- _Task objective_: Determine the number of lines in the data below that hold "this"; give nothing but that number.

- _Supplied entries_:
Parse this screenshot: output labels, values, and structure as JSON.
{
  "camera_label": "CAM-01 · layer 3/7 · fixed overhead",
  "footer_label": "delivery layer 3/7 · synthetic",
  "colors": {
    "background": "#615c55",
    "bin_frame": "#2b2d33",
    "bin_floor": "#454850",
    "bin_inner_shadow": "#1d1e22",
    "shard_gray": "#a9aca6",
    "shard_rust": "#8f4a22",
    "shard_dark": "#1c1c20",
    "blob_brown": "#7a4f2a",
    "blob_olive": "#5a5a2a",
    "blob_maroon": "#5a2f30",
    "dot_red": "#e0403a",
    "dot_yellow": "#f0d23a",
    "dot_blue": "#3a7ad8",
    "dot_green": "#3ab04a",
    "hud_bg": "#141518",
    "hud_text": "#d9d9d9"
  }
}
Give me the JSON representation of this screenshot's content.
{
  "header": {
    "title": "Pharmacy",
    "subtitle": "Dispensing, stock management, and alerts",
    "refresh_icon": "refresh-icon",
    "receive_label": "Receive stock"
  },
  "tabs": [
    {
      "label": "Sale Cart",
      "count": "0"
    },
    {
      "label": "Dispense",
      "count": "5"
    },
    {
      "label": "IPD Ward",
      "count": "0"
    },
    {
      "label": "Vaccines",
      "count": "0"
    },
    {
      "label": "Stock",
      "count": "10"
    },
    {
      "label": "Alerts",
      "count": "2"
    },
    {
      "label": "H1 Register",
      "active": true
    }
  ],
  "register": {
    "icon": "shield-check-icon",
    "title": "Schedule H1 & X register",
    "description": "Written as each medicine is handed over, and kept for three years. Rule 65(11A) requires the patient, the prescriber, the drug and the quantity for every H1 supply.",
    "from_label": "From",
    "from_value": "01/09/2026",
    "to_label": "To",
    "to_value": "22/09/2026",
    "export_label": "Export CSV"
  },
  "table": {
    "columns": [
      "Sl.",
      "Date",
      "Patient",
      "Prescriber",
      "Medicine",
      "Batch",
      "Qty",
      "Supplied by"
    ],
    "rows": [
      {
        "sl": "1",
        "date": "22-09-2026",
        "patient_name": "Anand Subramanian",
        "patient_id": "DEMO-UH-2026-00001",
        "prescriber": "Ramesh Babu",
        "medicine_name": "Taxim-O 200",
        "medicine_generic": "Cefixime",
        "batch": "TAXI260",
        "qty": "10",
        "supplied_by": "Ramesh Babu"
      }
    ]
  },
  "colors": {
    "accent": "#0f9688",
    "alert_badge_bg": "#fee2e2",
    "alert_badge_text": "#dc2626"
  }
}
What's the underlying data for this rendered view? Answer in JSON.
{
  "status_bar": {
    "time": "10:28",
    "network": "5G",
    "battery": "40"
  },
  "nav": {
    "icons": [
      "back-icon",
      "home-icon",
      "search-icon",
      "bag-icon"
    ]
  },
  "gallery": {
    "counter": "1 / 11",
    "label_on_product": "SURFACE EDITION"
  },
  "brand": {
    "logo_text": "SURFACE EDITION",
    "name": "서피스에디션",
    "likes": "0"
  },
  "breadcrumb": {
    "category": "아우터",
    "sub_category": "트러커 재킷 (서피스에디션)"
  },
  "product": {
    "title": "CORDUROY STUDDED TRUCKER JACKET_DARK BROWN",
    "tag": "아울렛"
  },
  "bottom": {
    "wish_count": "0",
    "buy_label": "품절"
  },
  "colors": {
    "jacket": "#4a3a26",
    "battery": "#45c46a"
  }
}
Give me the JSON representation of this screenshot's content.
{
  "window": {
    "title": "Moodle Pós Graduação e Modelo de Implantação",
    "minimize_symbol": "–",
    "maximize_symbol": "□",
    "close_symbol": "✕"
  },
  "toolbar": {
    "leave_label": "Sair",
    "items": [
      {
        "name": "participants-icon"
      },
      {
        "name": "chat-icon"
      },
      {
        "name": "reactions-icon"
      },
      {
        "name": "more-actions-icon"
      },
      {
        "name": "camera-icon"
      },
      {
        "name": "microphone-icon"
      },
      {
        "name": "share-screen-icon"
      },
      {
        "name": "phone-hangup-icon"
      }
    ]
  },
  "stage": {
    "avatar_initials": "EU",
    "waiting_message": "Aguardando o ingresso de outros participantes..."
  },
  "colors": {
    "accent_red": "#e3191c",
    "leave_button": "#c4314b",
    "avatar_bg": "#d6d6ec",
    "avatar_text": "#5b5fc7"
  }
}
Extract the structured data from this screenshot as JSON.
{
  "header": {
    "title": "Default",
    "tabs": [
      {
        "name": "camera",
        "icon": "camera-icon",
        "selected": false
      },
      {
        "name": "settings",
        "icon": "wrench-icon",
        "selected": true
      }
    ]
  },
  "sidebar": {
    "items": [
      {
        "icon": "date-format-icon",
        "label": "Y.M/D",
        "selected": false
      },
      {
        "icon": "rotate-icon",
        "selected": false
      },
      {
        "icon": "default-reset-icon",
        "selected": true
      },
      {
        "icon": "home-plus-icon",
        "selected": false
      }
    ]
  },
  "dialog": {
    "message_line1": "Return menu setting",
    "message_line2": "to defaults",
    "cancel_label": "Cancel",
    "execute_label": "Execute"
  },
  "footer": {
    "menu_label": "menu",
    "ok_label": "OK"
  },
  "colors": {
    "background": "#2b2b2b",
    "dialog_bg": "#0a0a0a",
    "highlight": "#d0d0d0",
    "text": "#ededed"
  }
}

- _Task result_: 5